Work to be completed:
Could you copy each line of the entries that contains "symbol"?

(Records from a data source)
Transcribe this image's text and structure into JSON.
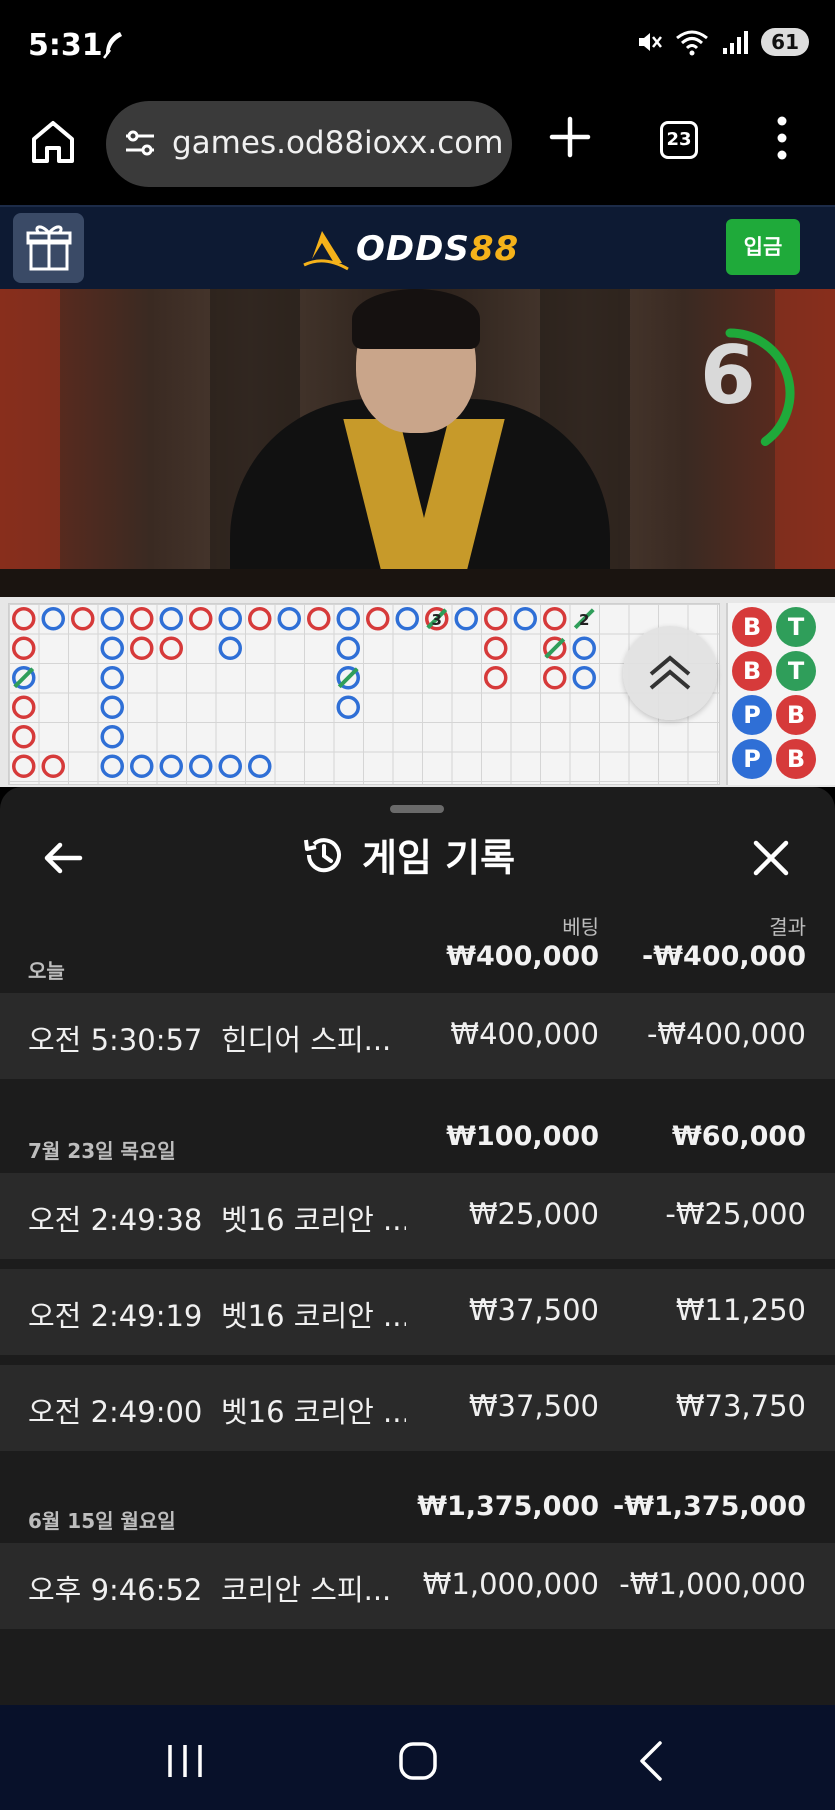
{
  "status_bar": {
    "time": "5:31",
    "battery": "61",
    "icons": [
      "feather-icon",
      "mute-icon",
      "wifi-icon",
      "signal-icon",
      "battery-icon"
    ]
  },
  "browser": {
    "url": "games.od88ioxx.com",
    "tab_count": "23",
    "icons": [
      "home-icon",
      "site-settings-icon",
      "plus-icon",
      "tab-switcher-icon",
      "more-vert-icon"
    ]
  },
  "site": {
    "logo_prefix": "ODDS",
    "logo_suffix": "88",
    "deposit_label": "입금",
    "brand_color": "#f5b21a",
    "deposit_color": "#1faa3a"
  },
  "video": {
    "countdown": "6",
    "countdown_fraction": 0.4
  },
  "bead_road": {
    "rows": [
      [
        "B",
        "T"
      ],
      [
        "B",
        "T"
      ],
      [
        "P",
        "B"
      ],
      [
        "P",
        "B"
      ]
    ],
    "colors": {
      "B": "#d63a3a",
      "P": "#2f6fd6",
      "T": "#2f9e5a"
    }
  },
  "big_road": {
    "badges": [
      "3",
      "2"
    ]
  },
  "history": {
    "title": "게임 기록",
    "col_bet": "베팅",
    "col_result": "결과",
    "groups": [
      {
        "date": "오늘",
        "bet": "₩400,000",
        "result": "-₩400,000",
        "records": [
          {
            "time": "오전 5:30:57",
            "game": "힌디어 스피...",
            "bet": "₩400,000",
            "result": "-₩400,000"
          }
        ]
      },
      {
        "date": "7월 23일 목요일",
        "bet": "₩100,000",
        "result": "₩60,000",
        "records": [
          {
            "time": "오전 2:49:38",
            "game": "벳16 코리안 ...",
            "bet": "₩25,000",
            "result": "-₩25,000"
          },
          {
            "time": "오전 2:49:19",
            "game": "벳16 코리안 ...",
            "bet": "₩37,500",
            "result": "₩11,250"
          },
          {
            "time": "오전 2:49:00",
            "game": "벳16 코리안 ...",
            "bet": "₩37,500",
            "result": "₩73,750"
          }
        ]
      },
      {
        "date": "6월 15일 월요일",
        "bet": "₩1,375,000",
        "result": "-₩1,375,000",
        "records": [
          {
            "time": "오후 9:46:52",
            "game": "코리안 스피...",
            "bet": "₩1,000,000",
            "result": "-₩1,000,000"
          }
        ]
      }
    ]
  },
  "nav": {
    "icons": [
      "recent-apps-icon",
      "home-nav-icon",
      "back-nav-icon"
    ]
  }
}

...

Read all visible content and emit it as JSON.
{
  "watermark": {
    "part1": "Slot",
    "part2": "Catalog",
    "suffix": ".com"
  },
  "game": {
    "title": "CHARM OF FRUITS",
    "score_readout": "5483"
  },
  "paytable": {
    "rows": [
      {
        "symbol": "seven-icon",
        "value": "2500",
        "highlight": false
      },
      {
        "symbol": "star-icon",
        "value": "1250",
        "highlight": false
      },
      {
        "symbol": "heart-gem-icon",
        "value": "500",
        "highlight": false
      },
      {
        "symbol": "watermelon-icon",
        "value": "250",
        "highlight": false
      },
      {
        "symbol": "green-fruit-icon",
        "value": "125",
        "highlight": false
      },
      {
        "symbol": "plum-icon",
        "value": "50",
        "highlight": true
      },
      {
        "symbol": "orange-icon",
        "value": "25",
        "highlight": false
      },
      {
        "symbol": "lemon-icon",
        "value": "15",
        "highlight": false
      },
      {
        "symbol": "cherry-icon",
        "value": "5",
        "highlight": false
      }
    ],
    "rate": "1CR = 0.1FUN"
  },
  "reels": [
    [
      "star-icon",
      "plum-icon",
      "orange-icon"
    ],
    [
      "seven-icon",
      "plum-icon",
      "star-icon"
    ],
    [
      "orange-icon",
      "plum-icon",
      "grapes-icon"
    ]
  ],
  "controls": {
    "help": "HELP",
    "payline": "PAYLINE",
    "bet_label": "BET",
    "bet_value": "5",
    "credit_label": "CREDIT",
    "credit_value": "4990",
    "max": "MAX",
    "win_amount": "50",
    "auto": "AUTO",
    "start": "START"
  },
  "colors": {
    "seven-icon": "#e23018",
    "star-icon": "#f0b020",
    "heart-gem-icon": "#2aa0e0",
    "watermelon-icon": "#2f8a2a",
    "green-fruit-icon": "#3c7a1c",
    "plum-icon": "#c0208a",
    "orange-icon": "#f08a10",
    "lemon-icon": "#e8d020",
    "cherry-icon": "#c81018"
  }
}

Task solution:
        "symbol": "seven-icon",
        "symbol": "star-icon",
        "symbol": "heart-gem-icon",
        "symbol": "watermelon-icon",
        "symbol": "green-fruit-icon",
        "symbol": "plum-icon",
        "symbol": "orange-icon",
        "symbol": "lemon-icon",
        "symbol": "cherry-icon",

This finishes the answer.